FORT COLLINS, Colo. (July 21, 2022) — Irrigation Innovation Consortium (IIC), a public- private collaboration dedicated to the promotion and enhancement of water and energy efficiency in irrigation, has selected four new research projects to begin this summer. Through its annual competitive research calls, IIC encourages private and public entities to combine their expertise to accelerate the development and application of new knowledge and technologies to benefit the irrigation sector and society. Funds and partner match committed to new research in this competitive project cycle total $1.05 million.
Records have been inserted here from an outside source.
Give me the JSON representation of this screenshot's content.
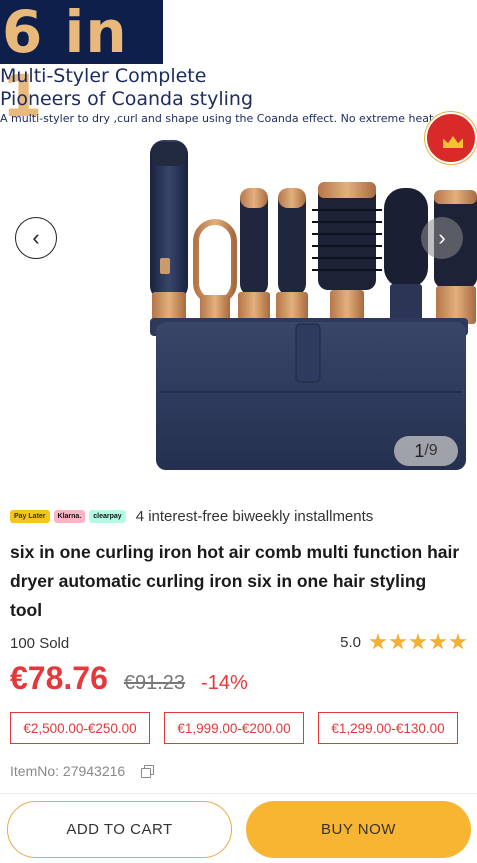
{
  "gallery": {
    "badge_text": "6 in 1",
    "headline_line1": "Multi-Styler Complete",
    "headline_line2": "Pioneers of Coanda styling",
    "subline": "A multi-styler to dry ,curl and shape using the Coanda effect. No extreme heat",
    "prev_icon": "‹",
    "next_icon": "›",
    "current_page": "1",
    "page_separator": "/",
    "total_pages": "9"
  },
  "payment": {
    "badges": [
      "Pay Later",
      "Klarna.",
      "clearpay"
    ],
    "installments_text": "4 interest-free biweekly installments"
  },
  "product": {
    "title": "six in one curling iron hot air comb multi function hair dryer automatic curling iron six in one hair styling tool",
    "sold": "100 Sold",
    "rating": "5.0",
    "stars": 5,
    "price": "€78.76",
    "old_price": "€91.23",
    "discount": "-14%",
    "coupons": [
      "€2,500.00-€250.00",
      "€1,999.00-€200.00",
      "€1,299.00-€130.00"
    ],
    "item_no": "ItemNo: 27943216"
  },
  "actions": {
    "add_to_cart": "ADD TO CART",
    "buy_now": "BUY NOW"
  },
  "colors": {
    "accent": "#f8b531",
    "price_red": "#e5383b",
    "star": "#f2b134"
  }
}
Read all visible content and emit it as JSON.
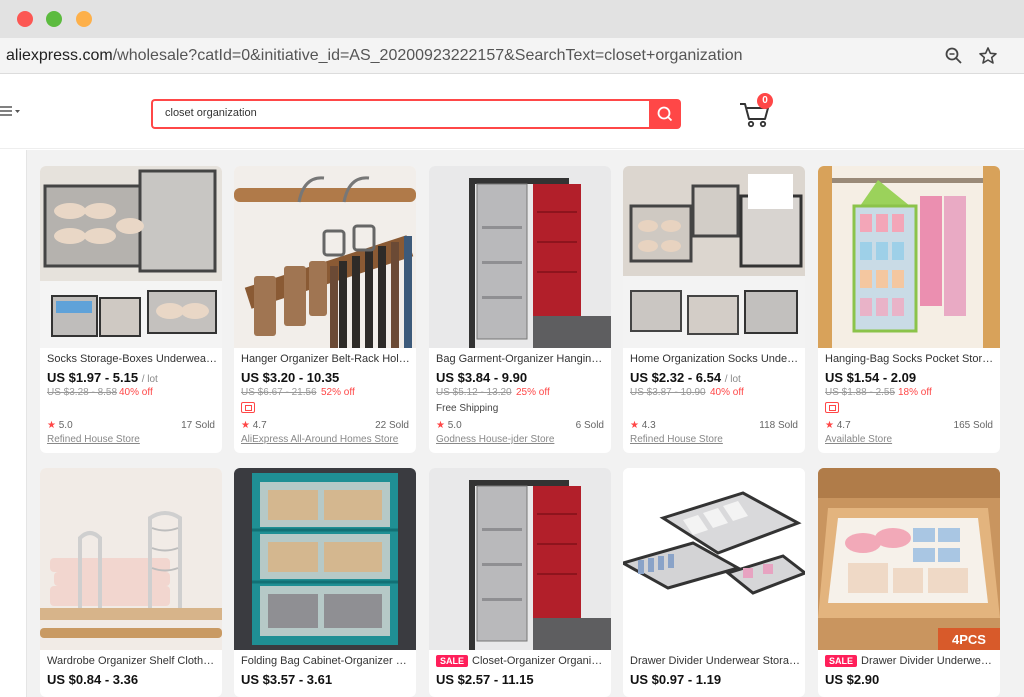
{
  "browser": {
    "url_host": "aliexpress.com",
    "url_path": "/wholesale?catId=0&initiative_id=AS_20200923222157&SearchText=closet+organization"
  },
  "header": {
    "search_value": "closet organization",
    "cart_count": "0"
  },
  "products": [
    {
      "title": "Socks Storage-Boxes Underwear Organizer",
      "price": "US $1.97 - 5.15",
      "unit": "/ lot",
      "old_price": "US $3.28 - 8.58",
      "discount": "40% off",
      "rating": "5.0",
      "sold": "17 Sold",
      "store": "Refined House Store"
    },
    {
      "title": "Hanger Organizer Belt-Rack Holder",
      "price": "US $3.20 - 10.35",
      "unit": "",
      "old_price": "US $6.67 - 21.56",
      "discount": "52% off",
      "rating": "4.7",
      "sold": "22 Sold",
      "store": "AliExpress All-Around Homes Store"
    },
    {
      "title": "Bag Garment-Organizer Hanging-Bag",
      "price": "US $3.84 - 9.90",
      "unit": "",
      "old_price": "US $5.12 - 13.20",
      "discount": "25% off",
      "shipping": "Free Shipping",
      "rating": "5.0",
      "sold": "6 Sold",
      "store": "Godness House-jder Store"
    },
    {
      "title": "Home Organization Socks Underwear",
      "price": "US $2.32 - 6.54",
      "unit": "/ lot",
      "old_price": "US $3.87 - 10.90",
      "discount": "40% off",
      "rating": "4.3",
      "sold": "118 Sold",
      "store": "Refined House Store"
    },
    {
      "title": "Hanging-Bag Socks Pocket Storage-Bag",
      "price": "US $1.54 - 2.09",
      "unit": "",
      "old_price": "US $1.88 - 2.55",
      "discount": "18% off",
      "rating": "4.7",
      "sold": "165 Sold",
      "store": "Available Store"
    },
    {
      "title": "Wardrobe Organizer Shelf Clothes-Divider",
      "price": "US $0.84 - 3.36",
      "sale": ""
    },
    {
      "title": "Folding Bag Cabinet-Organizer Storage",
      "price": "US $3.57 - 3.61",
      "sale": ""
    },
    {
      "title": "Closet-Organizer Organizer Hanging",
      "price": "US $2.57 - 11.15",
      "sale": "SALE"
    },
    {
      "title": "Drawer Divider Underwear Storage-Box",
      "price": "US $0.97 - 1.19",
      "sale": ""
    },
    {
      "title": "Drawer Divider Underwear Organizer",
      "price": "US $2.90",
      "sale": "SALE",
      "badge": "4PCS"
    }
  ]
}
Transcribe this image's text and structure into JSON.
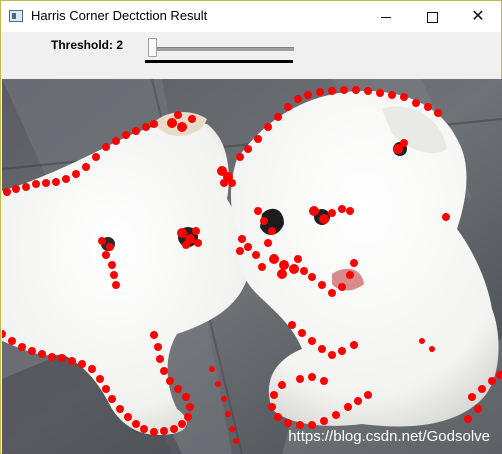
{
  "window": {
    "title": "Harris Corner Dectction Result",
    "controls": {
      "minimize": "minimize-icon",
      "maximize": "maximize-icon",
      "close": "close-icon"
    }
  },
  "trackbar": {
    "label": "Threshold: 2",
    "value": 2
  },
  "image": {
    "subject": "two white puppies on grey stone floor with red Harris corner markers",
    "marker_color": "#ff0000",
    "watermark": "https://blog.csdn.net/Godsolve"
  },
  "colors": {
    "titlebar": "#ffffff",
    "toolbar": "#f0f0f0",
    "floor_dark": "#4c4f54",
    "floor_light": "#8a8d92",
    "fur": "#f6f6f4"
  }
}
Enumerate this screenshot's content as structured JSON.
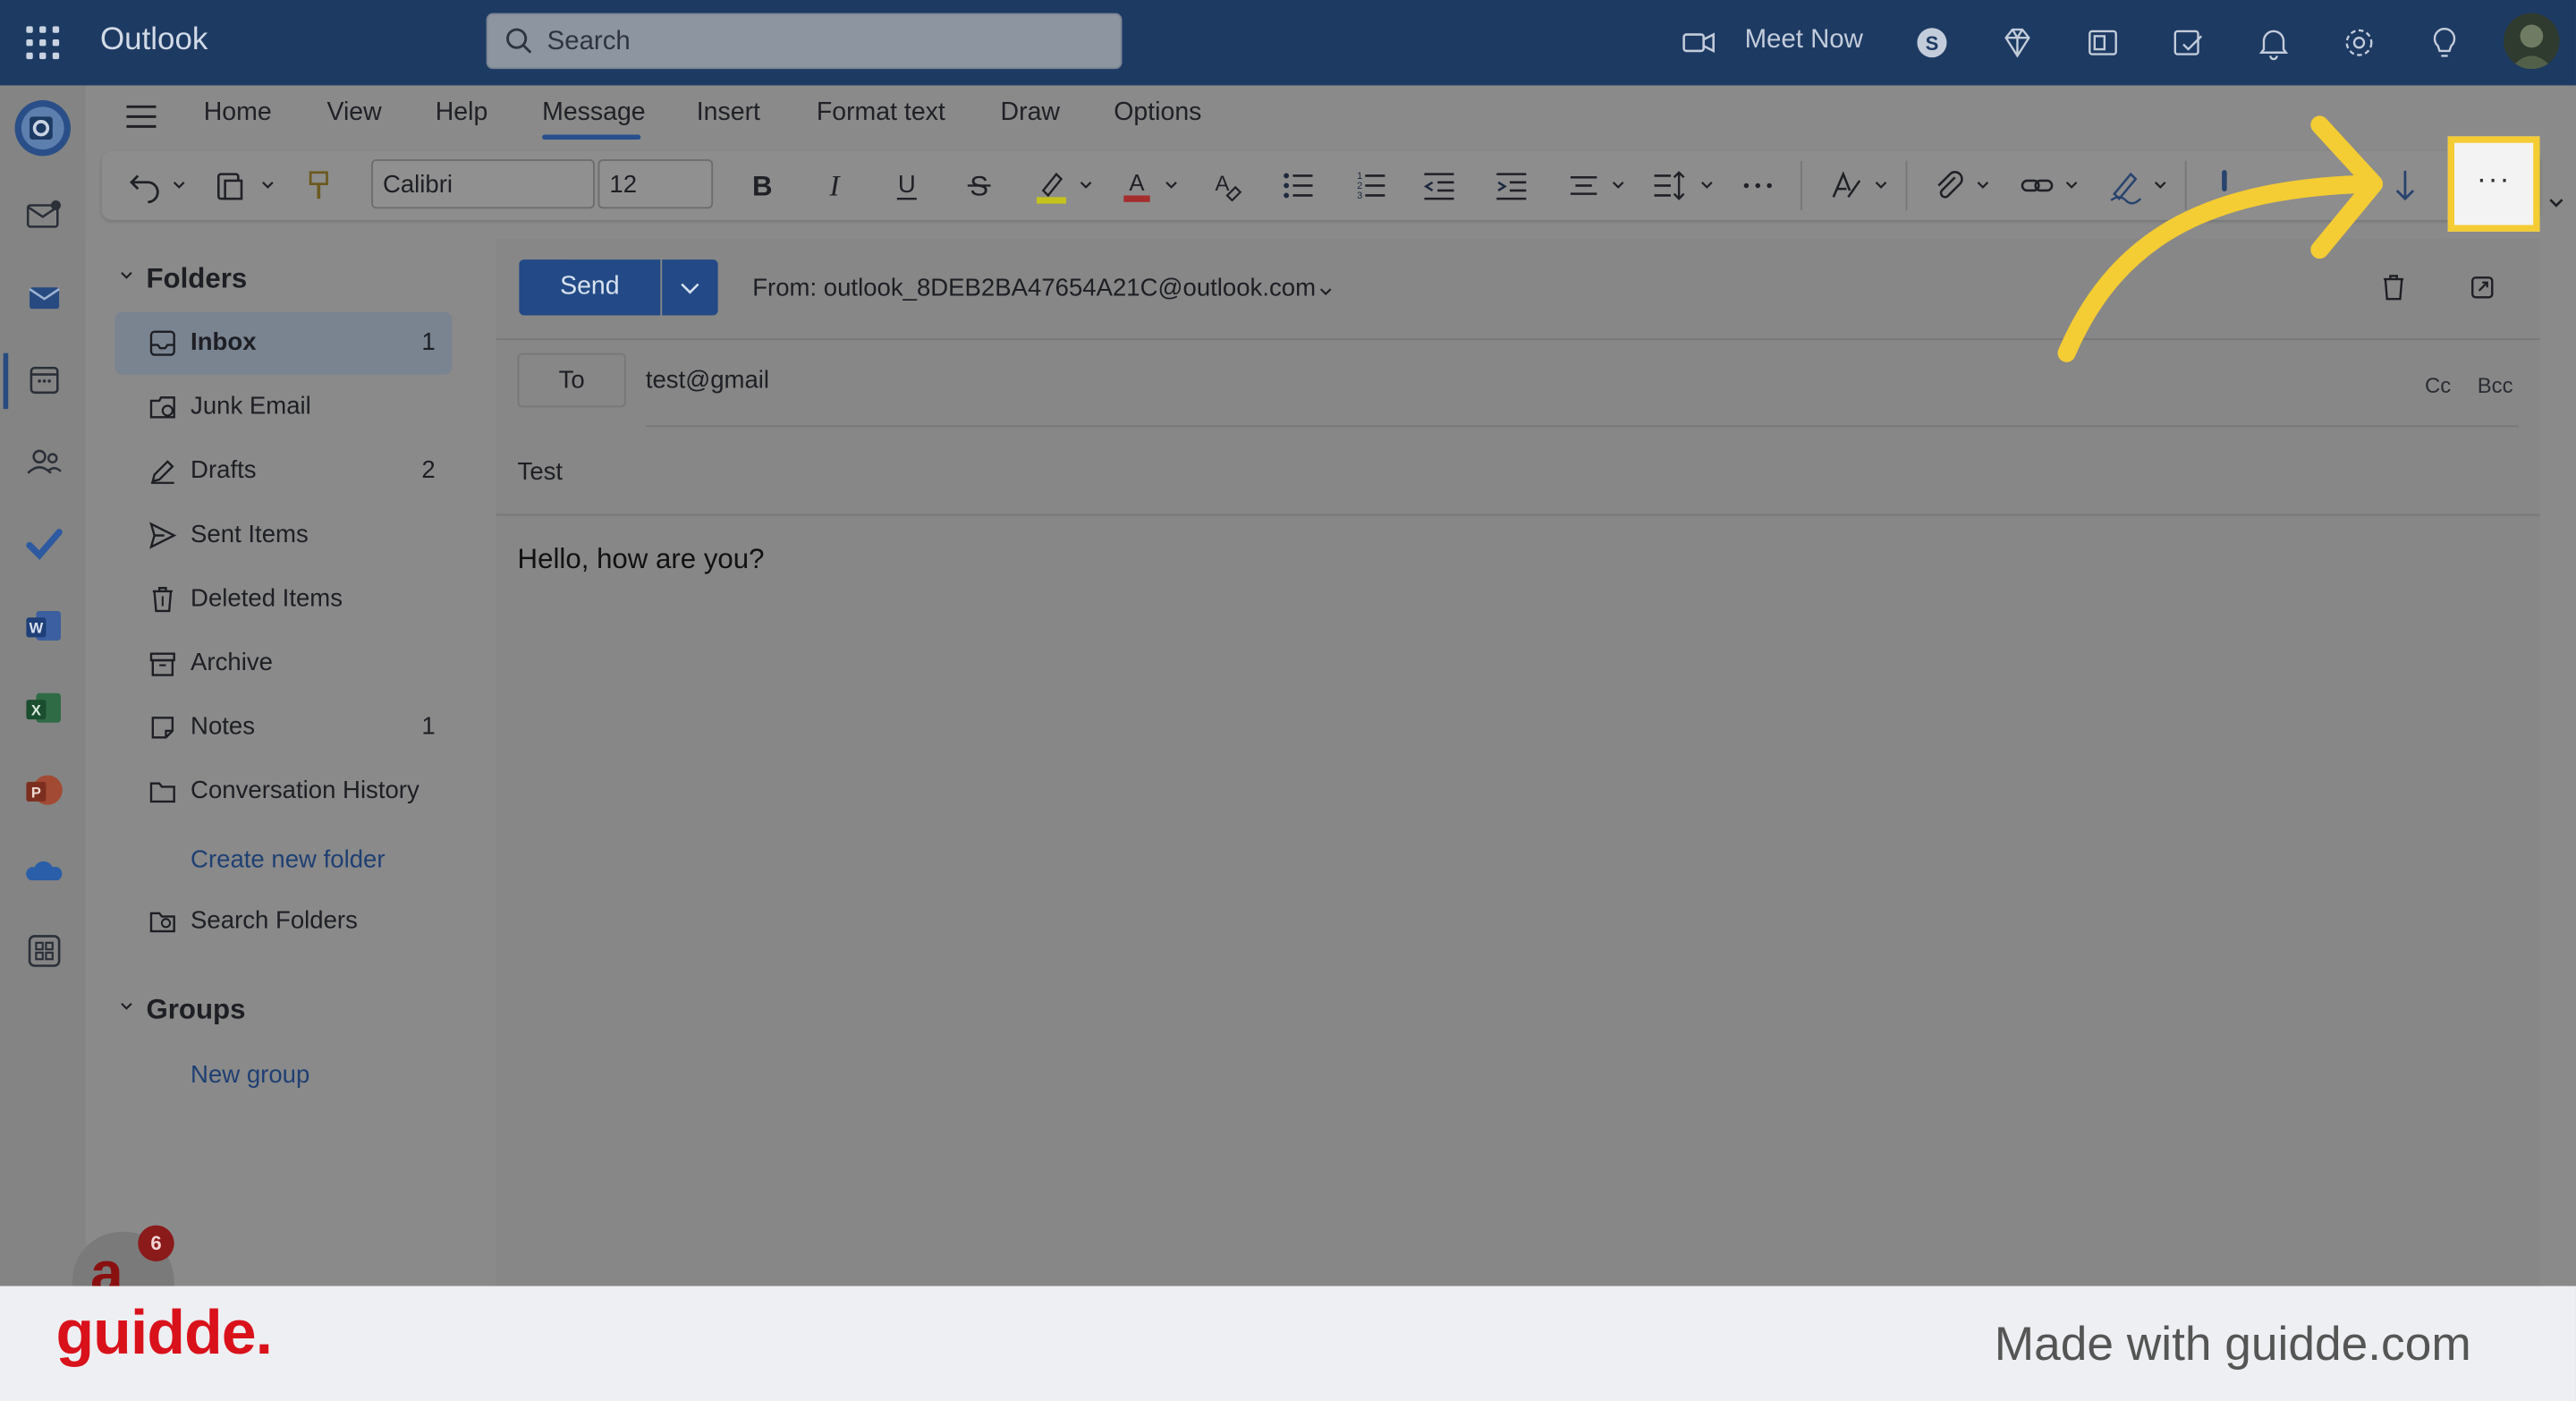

IIC administers this research grant program by leveraging a $5 million award from the Foundation for Food & Agriculture Research (FFAR) that is matched with non-federal contributions from industry and other partners.

These projects closely fit combinations of IIC research priorities established based on interviews and a survey the Consortium conducted in 2021 with irrigation sector stakeholders:

  • Evaluating and improving irrigation technologies and recommendations
  • Improving integration of irrigation tools and strategies
  • Data synthesis to inform irrigation decision making
  • Clarifying water use benchmarks, targets and protocols
  • Quantifying potential benefits (biophysical, practical, economic) of advanced irrigation management

“This year’s projects are each highly applied and have effective outreach plans to encourage adoption of tools and research insights,” said Dr. Tim Martin, IIC’s Executive Director. “As a result, we are looking forward to meaningful research results for irrigators, water managers, and industry partners that will encourage broader adoption of advanced irrigation tools and strategies.”

“These projects encompass a wide range of important research that will be highly beneficial to stakeholders,” said Dr. Kathy Boomer, FFAR scientific program director. “We are excited about the diverse collaborations and their potential for pioneering breakthroughs that will go far in advancing sustainable irrigation and water management.”

Read more about these selected projects:

Using the Irrigation-Energy Linkage to Estimate Irrigation Water Delivery

Principal Investigator: Amy Harsch, Nebraska Water Balance Alliance
Industry Partner: Grower Information Services Coop
Budget, including match: $195,852

This project, which expands on work previously funded by the IIC, is focused on using electrical runtime data to accurately estimate water pumped for irrigation in real time. In addition to providing real-time field-level data on water use to farmers via a user-friendly dashboard tool, the team provides aggregated data to support local groundwater district and state government agency work on water resource modeling, water budgeting, and policy development. The team aims to encourage shifts in awareness and practice related to irrigation management and to scale their impact by engaging with producers and district managers in two Nebraska water management districts.

Developing a data assimilation and integration tool for irrigation management technologies used by California Almond Growers
Principal Investigator: Nicholas Bambach, University of California Davis
Industry Partner: Almond Board of California Budget, including match: $291,380

This team will develop a dashboard interface for almond growers that will integrate information from various irrigation management tools producers are using to support critical irrigation decisions, with a strong focus on making remote sensing data actionable.
The team will engage with multiple industry partners whose tools will be able to plug into this interface, and will train Extension agents, farm advisors, government field staff, and other irrigation stakeholders on how to use this dashboard.

Organizing and analyzing Testing Ag Performance Solutions program data, quantifying productivity and GHG outcomes for corn, grain sorghum, and cotton
Principal Investigator: Daran Rudnick, University of Nebraska-Lincoln
Budget, including match: $250,580

The Testing Ag Performance Solutions program (TAPS, www.TAPS.unl.edu), which is designed to reflect real-world on-farm conditions and circumstances, engages producers in annual competitions to demonstrate and expand their proficiency at managing and marketing commodity crops as efficiently and profitably as possible. The team will capitalize on the extensive data gathered over the last five years of the program, including on how growers’ use of decision support technologies affects production outcomes, to synthesize and distill a broad range of management implications and inform future research priorities.

Extension Outreach Tools to Improve Adoption of Irrigation Management Technologies in the Texas Panhandle
Principal Investigator: David Parker, West Texas A&M University and Texas A&M Agrilife Extension Service
Industry Partners: Better Harvest Co., Providence Farm Budget, including match: $303,384

This team will develop a user-friendly tool to guide producers in the Texas Panhandle distribute acres dedicated to irrigated and dryland crops as a strategy for managing declining groundwater resources more effectively and profitably. The team will work closely with crop consultants and producers to support their use of this tool in conjunction with using soil moisture sensors effectively.

The Foundation for Food & Agriculture Research (FFAR) builds public-private partnerships to fund bold research addressing big food and agriculture challenges. FFAR was established in the 2014 Farm Bill to increase public agriculture research investments, fill knowledge gaps, and complement USDA’s research agenda. FFAR’s model matches federal funding from Congress with private funding, delivering a powerful return on taxpayer investment. Through collaboration and partnerships, FFAR advances actionable science benefiting farmers, consumers, and the environment.